It turns out playing Project Spark with an eight-year-old is pretty much the best way to experience Team Dakota's ambitious game creator. My son's curious request - one of many - led to just a few minutes of tinkering with the PC beta's intelligent interface before we had our answer: yes, we can indeed make the bird shoot fireballs.
In truth, I'm the kind of player who'd rather place their trust in content created by professional game designers than build my own. In my limited experience with games that ask you to create your own levels, the process follows a depressingly familiar pattern: several hours spent fiddling listlessly with a variety of tools, only to turn out something that even the designers of Ride to Hell: Retribution would reject on sight. Relying on others isn't always the wisest decision either - 99 times out of 100 the best stages are the ones you're supplied with.
The beauty of Project Spark - which is now in beta on Xbox One - is that it doesn't demand the level of commitment that can often prove off-putting to lazy designers like me. Sure, control freaks and wannabe Miyamotos can tweak as many parameters as they want, from camera angles to jump heights and AI behaviours, but if you fancy a ready-made procedurally generated world that you can simply stamp a little of your personality on, this has you covered.
It's pitched as a place "where players create and creators play," and the likes of Crossroads mode blur the lines between the two. In the beta, the town-building and tower defence options are absent, which just leaves the Adventure game type. Here you're given a series of choices to shape your story - choosing whether your environment is a parched desert or a lush green woodland, for example, before deciding whether your hero should live in a thatched house, windmill or tavern. More choices emerge even before your quest begins: does your village square host a festival, or is there a mysterious shrine at its centre? And will you play as a ranger, a goblin berserker or a shape-shifting druid?
What follows is a fun if rudimentary third-person fantasy romp. Bandits have invaded our camp, but that's only because I'm playing as a goblin and the 'pack of evil squirrels' (no, really) option isn't currently available. My squat, green hero whacks them about with his stumpy sword and then happens across a question-mark icon. From here I can choose whether to furnish my now-safe hamlet with either a bakery or a fortune teller's shack. But oh no! Those invaders have poisoned the well, so I need to find the potion/mystery meat/magic apple from the enemy chieftain/haunted scarecrow/dark ranger and their guards, who number many/few/none.
This ability to colour your own story by responding to a series of multiple-choice questions is a familiar but appealing idea, though it will do little to appease the wags who suggested that Project Spark's promise that you could make any game you wanted should come with the caveat "as long as it looks like Fable". Lionhead's series isn't a bad template to follow, but others hoping for more creative freedom may initially be disappointed at what looks to be a relatively limited palette of tools.

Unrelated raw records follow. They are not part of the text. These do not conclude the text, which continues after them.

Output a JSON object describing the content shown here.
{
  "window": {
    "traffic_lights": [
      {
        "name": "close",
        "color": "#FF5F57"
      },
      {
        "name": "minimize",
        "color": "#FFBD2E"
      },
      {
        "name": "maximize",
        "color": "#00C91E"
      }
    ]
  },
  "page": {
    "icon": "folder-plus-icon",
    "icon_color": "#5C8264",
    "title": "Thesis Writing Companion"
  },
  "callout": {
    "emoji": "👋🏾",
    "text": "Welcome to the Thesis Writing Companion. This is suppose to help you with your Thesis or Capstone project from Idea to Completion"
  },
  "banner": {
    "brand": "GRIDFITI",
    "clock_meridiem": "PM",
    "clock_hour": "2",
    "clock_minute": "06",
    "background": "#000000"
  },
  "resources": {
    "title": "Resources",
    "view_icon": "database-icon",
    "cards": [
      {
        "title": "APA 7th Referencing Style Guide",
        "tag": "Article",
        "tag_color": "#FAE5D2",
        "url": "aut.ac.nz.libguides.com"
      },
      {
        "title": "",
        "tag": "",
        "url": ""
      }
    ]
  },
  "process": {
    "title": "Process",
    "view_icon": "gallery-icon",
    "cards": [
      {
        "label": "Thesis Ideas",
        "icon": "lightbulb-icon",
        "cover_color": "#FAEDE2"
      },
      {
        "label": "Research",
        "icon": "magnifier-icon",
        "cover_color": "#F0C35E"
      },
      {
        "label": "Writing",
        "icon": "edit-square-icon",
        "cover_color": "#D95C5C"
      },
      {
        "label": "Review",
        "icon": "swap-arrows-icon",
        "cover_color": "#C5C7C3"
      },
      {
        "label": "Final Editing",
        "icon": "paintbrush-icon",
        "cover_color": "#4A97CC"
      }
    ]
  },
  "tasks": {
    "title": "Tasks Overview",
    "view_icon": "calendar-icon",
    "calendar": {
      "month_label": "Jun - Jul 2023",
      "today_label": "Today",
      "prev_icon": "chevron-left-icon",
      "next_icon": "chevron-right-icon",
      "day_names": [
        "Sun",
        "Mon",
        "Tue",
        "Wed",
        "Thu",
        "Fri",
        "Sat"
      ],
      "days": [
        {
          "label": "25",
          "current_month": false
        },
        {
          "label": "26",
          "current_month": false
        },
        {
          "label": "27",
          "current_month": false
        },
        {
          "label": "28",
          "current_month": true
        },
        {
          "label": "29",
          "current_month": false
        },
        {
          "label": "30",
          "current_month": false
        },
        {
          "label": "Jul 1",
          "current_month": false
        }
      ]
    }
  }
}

What they'll want is the Create mode, which on the first visit at least offers a simple tutorial to get you started. You're placed in a crisp, sterile, pseudo-futuristic space, and asked to first pick a hero, and then to get them moving. To which end you have a prop palette, from where you can choose from a host of pre-existing fantasy archetypes, animals, or even a sentient rock.